  • Romeo y Julieta: Another staple of most humidors, these fine cigars are well known and well appreciated. While their price scares off most newcomers, with a good humidor or an intent to light up quickly, buying small bundles for special occasions is a good purchase that’ll impress even the boss.

Price Concerns

You can obviously enjoy a good smoke at a low price and some people love what are considered ‘cheaper’ cigars. Don’t let price dictate what you do or do not smoke. If you wanted to spend $50 on a single cigar, you could, easily. Or you could buy cigars that come 5 for $4. Just find something you like through experimentation, a good place to start is with some of those listed above. None of them are real bank busters, but all of them are great smokes.

Tips & Tricks

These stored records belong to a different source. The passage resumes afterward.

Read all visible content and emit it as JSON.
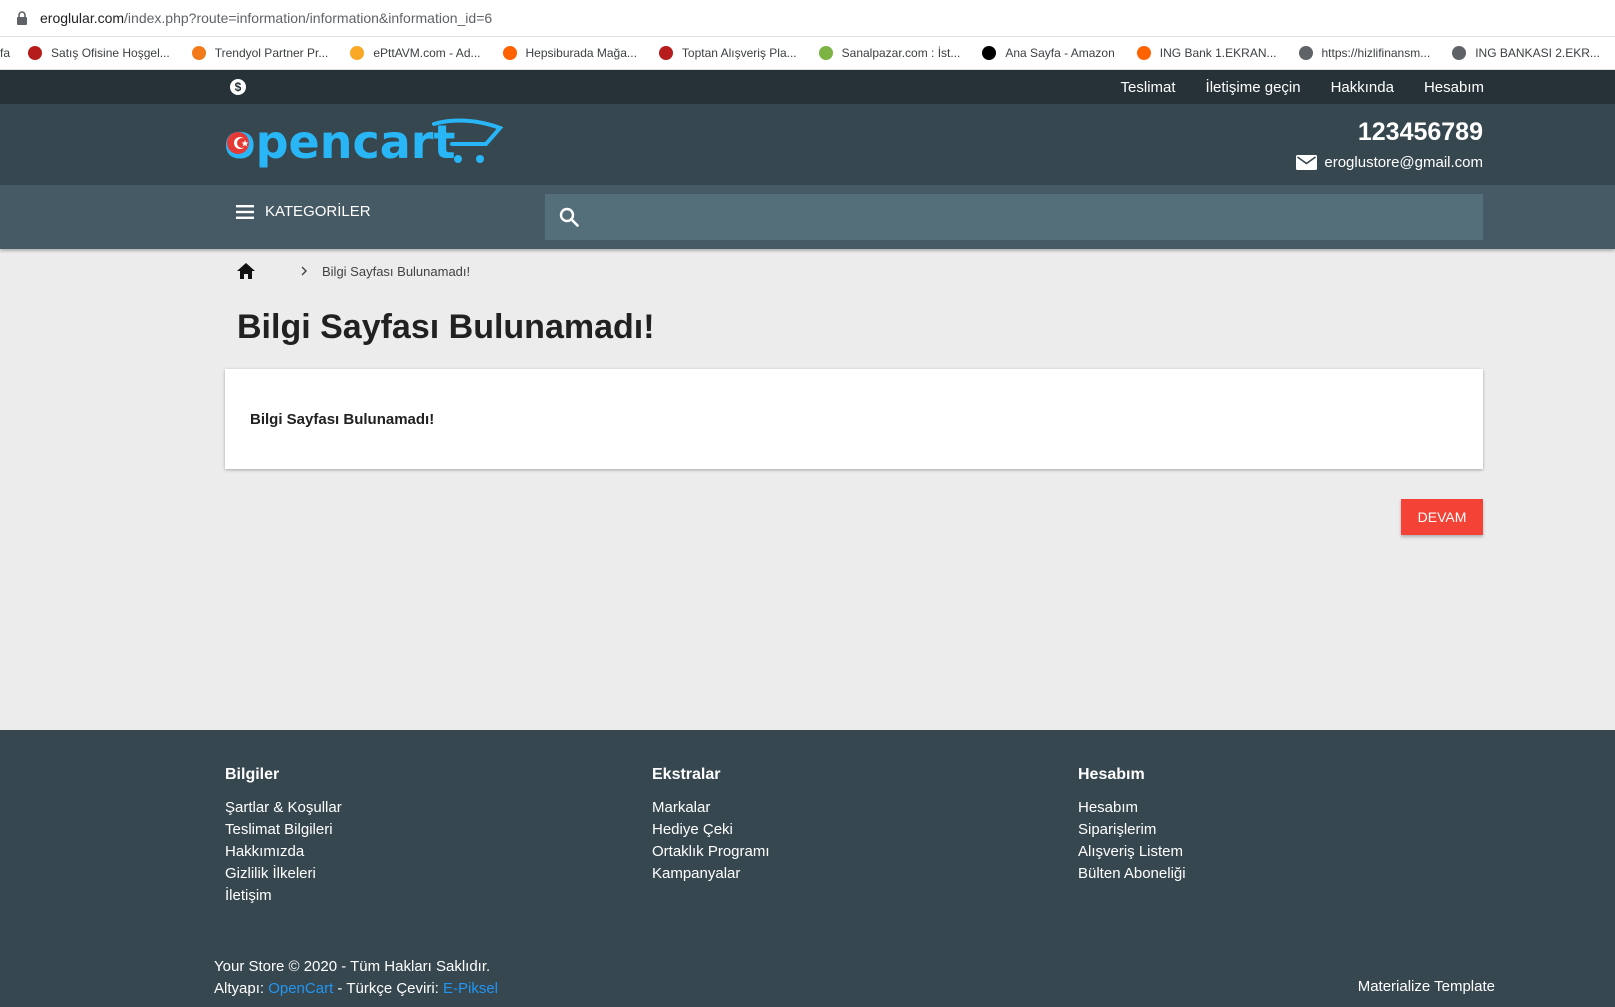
{
  "browser": {
    "url_domain": "eroglular.com",
    "url_path": "/index.php?route=information/information&information_id=6",
    "bookmarks": [
      {
        "label": "fa",
        "color": ""
      },
      {
        "label": "Satış Ofisine Hoşgel...",
        "color": "#b71c1c"
      },
      {
        "label": "Trendyol Partner Pr...",
        "color": "#f27a1a"
      },
      {
        "label": "ePttAVM.com - Ad...",
        "color": "#f9a825"
      },
      {
        "label": "Hepsiburada Mağa...",
        "color": "#ff6000"
      },
      {
        "label": "Toptan Alışveriş Pla...",
        "color": "#b71c1c"
      },
      {
        "label": "Sanalpazar.com : İst...",
        "color": "#7cb342"
      },
      {
        "label": "Ana Sayfa - Amazon",
        "color": "#000000"
      },
      {
        "label": "ING Bank 1.EKRAN...",
        "color": "#ff6200"
      },
      {
        "label": "https://hizlifinansm...",
        "color": "#5f6368"
      },
      {
        "label": "ING BANKASI 2.EKR...",
        "color": "#5f6368"
      }
    ]
  },
  "topbar": {
    "currency_symbol": "$",
    "links": [
      "Teslimat",
      "İletişime geçin",
      "Hakkında",
      "Hesabım"
    ]
  },
  "header": {
    "logo_text": "opencart",
    "phone": "123456789",
    "email": "eroglustore@gmail.com"
  },
  "nav": {
    "categories_label": "KATEGORİLER",
    "search_placeholder": ""
  },
  "breadcrumb": {
    "current": "Bilgi Sayfası Bulunamadı!"
  },
  "page": {
    "title": "Bilgi Sayfası Bulunamadı!",
    "message": "Bilgi Sayfası Bulunamadı!",
    "continue_label": "DEVAM"
  },
  "footer": {
    "columns": [
      {
        "title": "Bilgiler",
        "links": [
          "Şartlar & Koşullar",
          "Teslimat Bilgileri",
          "Hakkımızda",
          "Gizlilik İlkeleri",
          "İletişim"
        ]
      },
      {
        "title": "Ekstralar",
        "links": [
          "Markalar",
          "Hediye Çeki",
          "Ortaklık Programı",
          "Kampanyalar"
        ]
      },
      {
        "title": "Hesabım",
        "links": [
          "Hesabım",
          "Siparişlerim",
          "Alışveriş Listem",
          "Bülten Aboneliği"
        ]
      }
    ],
    "copyright": "Your Store © 2020 - Tüm Hakları Saklıdır.",
    "powered_prefix": "Altyapı:",
    "powered_link": "OpenCart",
    "translation_prefix": "- Türkçe Çeviri:",
    "translation_link": "E-Piksel",
    "template": "Materialize Template"
  },
  "colors": {
    "topbar": "#263238",
    "header": "#37474f",
    "navbar": "#455a64",
    "search": "#546e7a",
    "accent_button": "#f44336",
    "logo": "#29b6f6",
    "link": "#2196f3"
  },
  "icons": [
    "lock-icon",
    "currency-icon",
    "mail-icon",
    "menu-icon",
    "search-icon",
    "home-icon",
    "chevron-right-icon"
  ]
}
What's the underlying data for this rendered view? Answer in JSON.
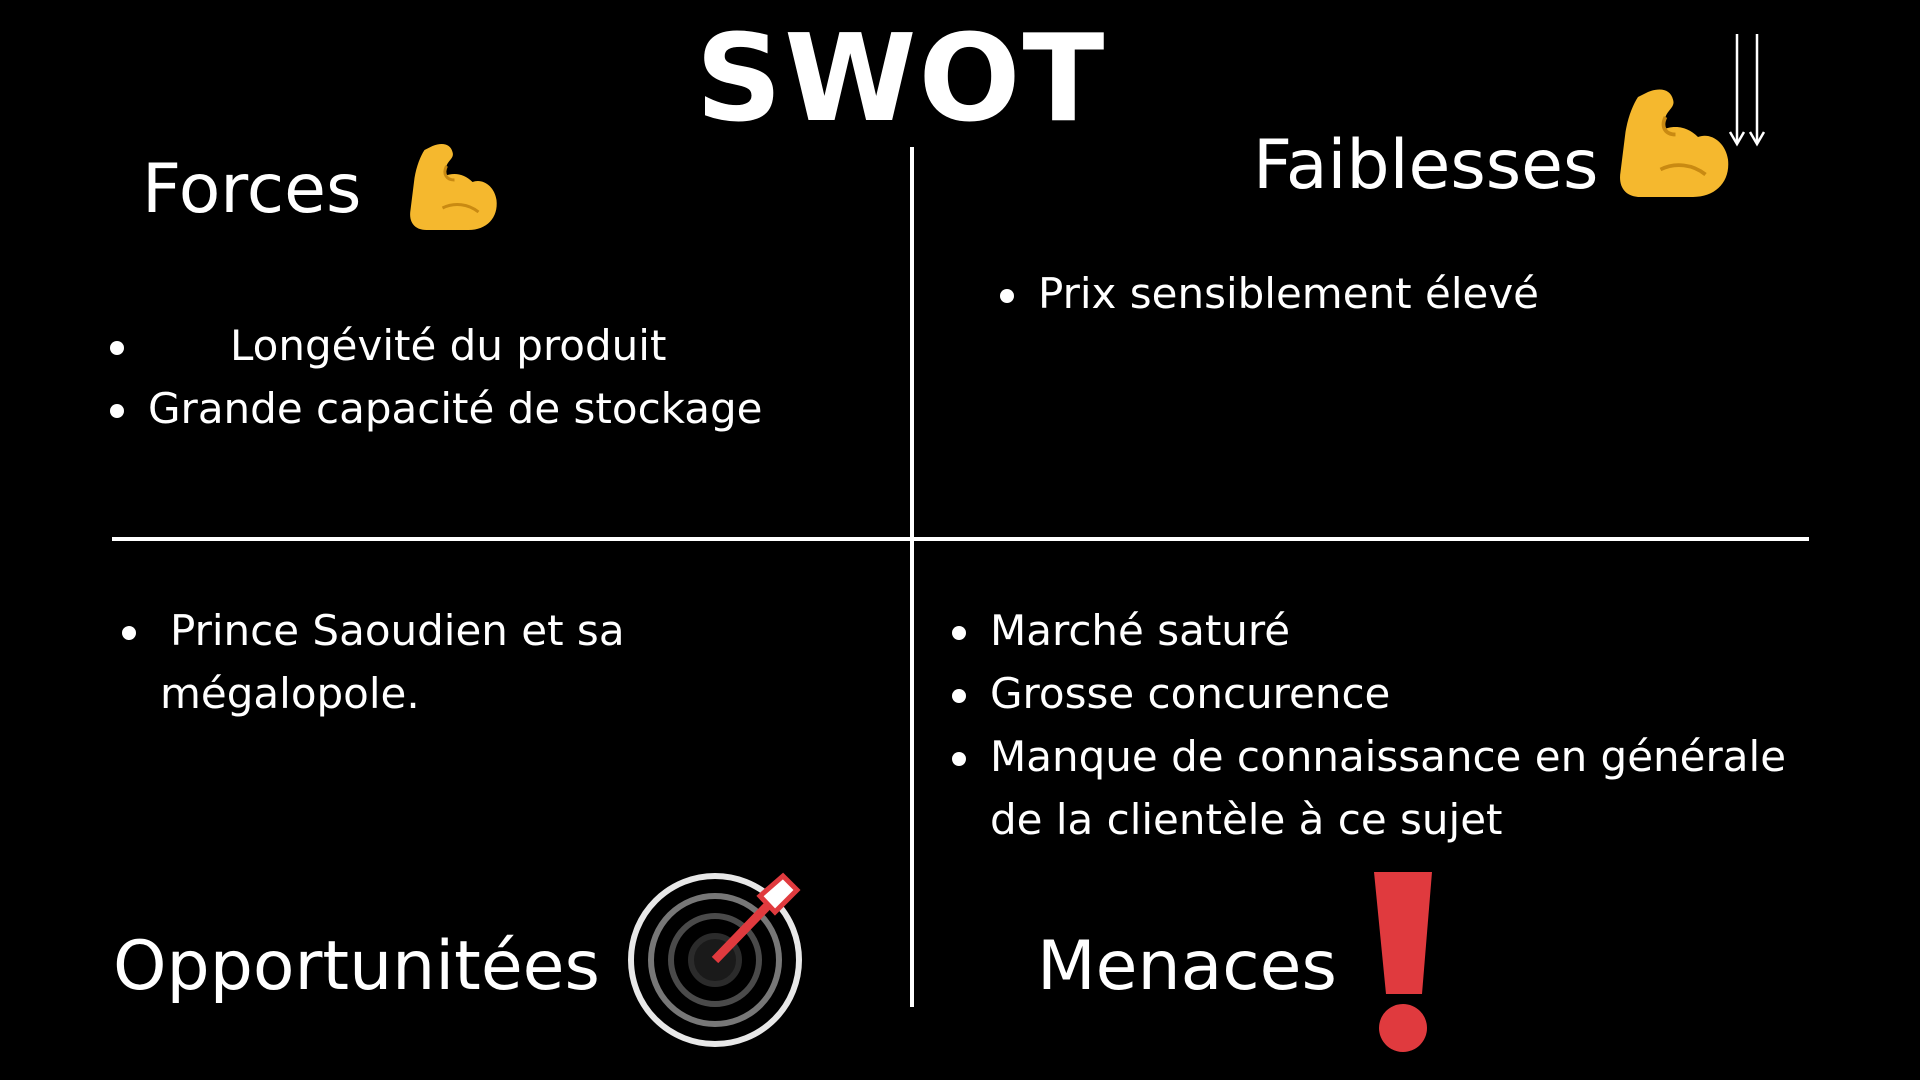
{
  "title": "SWOT",
  "quadrants": {
    "forces": {
      "heading": "Forces",
      "icon": "flexed-biceps-icon",
      "items": [
        "Longévité du produit",
        "Grande capacité de stockage"
      ]
    },
    "faiblesses": {
      "heading": "Faiblesses",
      "icon": "flexed-biceps-icon",
      "icon2": "down-arrows-icon",
      "items": [
        "Prix sensiblement élevé"
      ]
    },
    "opportunites": {
      "heading": "Opportunitées",
      "icon": "bullseye-target-icon",
      "items": [
        "Prince Saoudien et sa mégalopole."
      ]
    },
    "menaces": {
      "heading": "Menaces",
      "icon": "red-exclamation-icon",
      "items": [
        "Marché saturé",
        "Grosse concurence",
        "Manque de connaissance en générale de la clientèle à ce sujet"
      ]
    }
  },
  "colors": {
    "background": "#000000",
    "text": "#ffffff",
    "emoji_yellow": "#f5b82e",
    "exclamation_red": "#e03a3e"
  }
}
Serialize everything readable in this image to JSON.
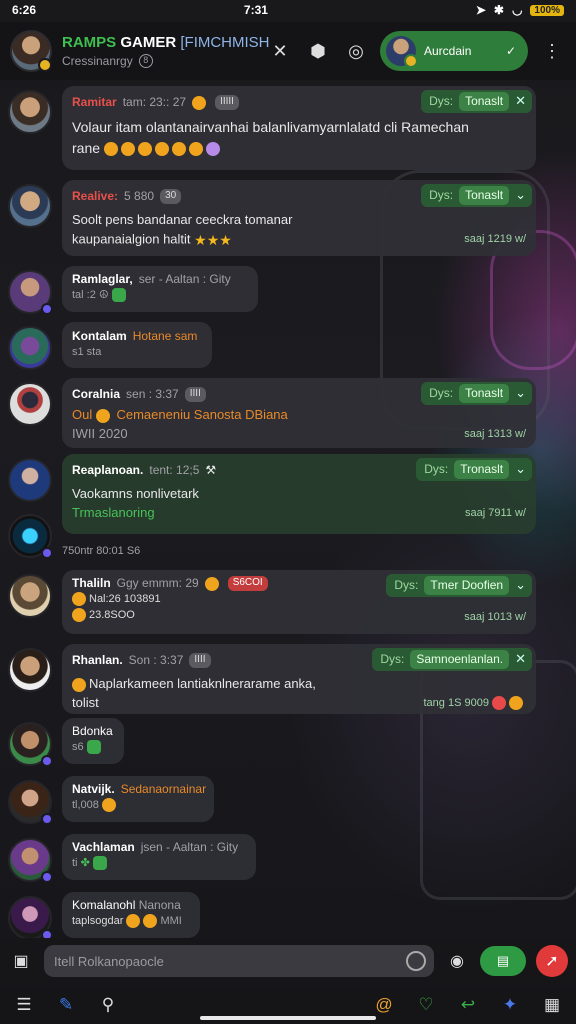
{
  "status_bar": {
    "time_left": "6:26",
    "time_center": "7:31",
    "battery": "100%"
  },
  "header": {
    "title_part1": "RAMPS",
    "title_part2": "GAMER",
    "title_part3": "[FIMCHMISH",
    "subtitle": "Cressinanrgy",
    "user_pill_name": "Aurcdain"
  },
  "messages": [
    {
      "name": "Ramitar",
      "meta": "tam: 23:: 27",
      "name_color": "#e8504a",
      "text": "Volaur itam olantanairvanhai balanlivamyarnlalatd cli Ramechan",
      "text2": "rane",
      "tag_label": "Dys:",
      "tag_value": "Tonaslt",
      "emojis": 6
    },
    {
      "name": "Realive:",
      "meta": "5 880",
      "pill": "30",
      "text": "Soolt pens bandanar ceeckra tomanar",
      "text2": "kaupanaialgion haltit",
      "tag_label": "Dys:",
      "tag_value": "Tonaslt",
      "time": "saaj 1219 w/"
    },
    {
      "name": "Ramlaglar,",
      "meta": "ser - Aaltan : Gity",
      "text": "tal :2"
    },
    {
      "name": "Kontalam",
      "meta": "Hotane sam",
      "text": "s1 sta"
    },
    {
      "name": "Coralnia",
      "meta": "sen : 3:37",
      "text_orange": "Oul",
      "text": "Cemaeneniu Sanosta DBiana",
      "text2": "IWII 2020",
      "tag_label": "Dys:",
      "tag_value": "Tonaslt",
      "time": "saaj 1313 w/"
    },
    {
      "name": "Reaplanoan.",
      "meta": "tent: 12;5",
      "text": "Vaokamns nonlivetark",
      "text_green": "Trmaslanoring",
      "tag_label": "Dys:",
      "tag_value": "Tronaslt",
      "time": "saaj 7911 w/",
      "footnote": "750ntr 80:01 S6"
    },
    {
      "name": "Thaliln",
      "meta": "Ggy emmm: 29",
      "pill_red": "S6COI",
      "text": "Nal:26 103891",
      "text2": "23.8SOO",
      "tag_label": "Dys:",
      "tag_value": "Tmer Doofien",
      "time": "saaj 1013 w/"
    },
    {
      "name": "Rhanlan.",
      "meta": "Son : 3:37",
      "text": "Naplarkameen lantiaknlnerarame anka,",
      "text2": "tolist",
      "tag_label": "Dys:",
      "tag_value": "Samnoenlanlan.",
      "time": "tang 1S 9009"
    },
    {
      "name": "Bdonka",
      "text": "s6"
    },
    {
      "name": "Natvijk.",
      "meta": "Sedanaornainar",
      "text": "tl,008"
    },
    {
      "name": "Vachlaman",
      "meta": "jsen - Aaltan : Gity",
      "text": "ti"
    },
    {
      "name": "Komalanohl",
      "meta": "Nanona",
      "text": "taplsogdar",
      "text2": "MMI"
    }
  ],
  "input": {
    "placeholder": "Itell Rolkanopaocle"
  },
  "colors": {
    "accent_green": "#2f9a44",
    "name_red": "#e8504a",
    "record_red": "#e03a3a",
    "tag_bg": "#2a5a33"
  }
}
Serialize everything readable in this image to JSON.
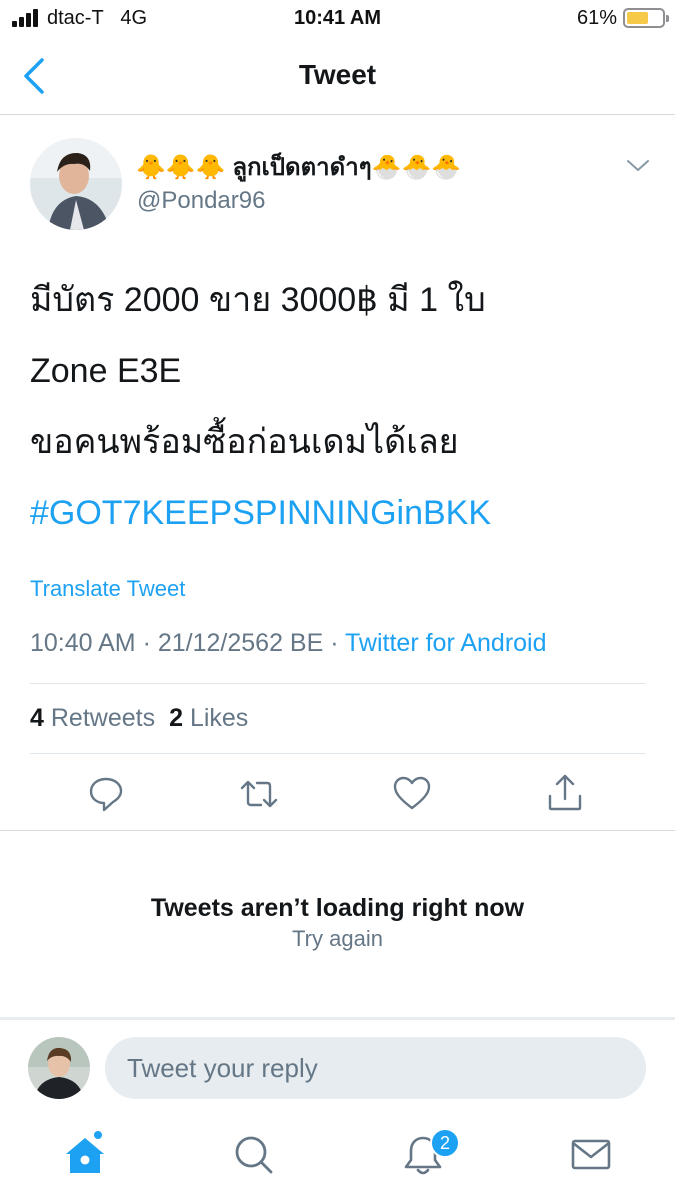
{
  "status_bar": {
    "carrier": "dtac-T",
    "network": "4G",
    "time": "10:41 AM",
    "battery_percent": "61%",
    "battery_level": 0.61,
    "signal_bars": 4
  },
  "nav": {
    "title": "Tweet",
    "back_icon": "chevron-left-icon"
  },
  "tweet": {
    "display_name": "🐥🐥🐥 ลูกเป็ดตาดำๆ🐣🐣🐣",
    "handle": "@Pondar96",
    "lines": [
      "มีบัตร 2000 ขาย 3000฿ มี 1 ใบ",
      "Zone E3E",
      "ขอคนพร้อมซื้อก่อนเดมได้เลย"
    ],
    "hashtag": "#GOT7KEEPSPINNINGinBKK",
    "translate_label": "Translate Tweet",
    "timestamp": "10:40 AM · 21/12/2562 BE · ",
    "source": "Twitter for Android",
    "retweets_count": "4",
    "retweets_label": "Retweets",
    "likes_count": "2",
    "likes_label": "Likes"
  },
  "actions": [
    "reply-icon",
    "retweet-icon",
    "like-icon",
    "share-icon"
  ],
  "replies": {
    "error_title": "Tweets aren’t loading right now",
    "retry_label": "Try again"
  },
  "reply_bar": {
    "placeholder": "Tweet your reply"
  },
  "tab_bar": {
    "tabs": [
      "home-icon",
      "search-icon",
      "notifications-icon",
      "messages-icon"
    ],
    "notifications_badge": "2"
  },
  "colors": {
    "accent": "#1da1f2",
    "secondary_text": "#657786",
    "primary_text": "#14171a",
    "battery": "#f7c948"
  }
}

If you don’t know much about cigars, avoid commenting on the specifics. It is often wise to comment merely on the draw or flavor of a cigar, or to have a favorite to compare it to. For the beginner, Candela cigars often a unique conversation piece and a smooth, relaxing smoking experience. While price isn’t everything, if the cigars are cheap, don’t serve them to anyone you’d wish to impress.

Robert Fure

Robert Fure is a fitness, lifestyle, and entertainment writer living in Los Angeles. He is also a certified Personal Trainer and the Creator/Editor of Fit and Furious, an online outlet dedicated to the pursuit of a fit lifestyle. His entertainment work can be viewed at Film School Rejects.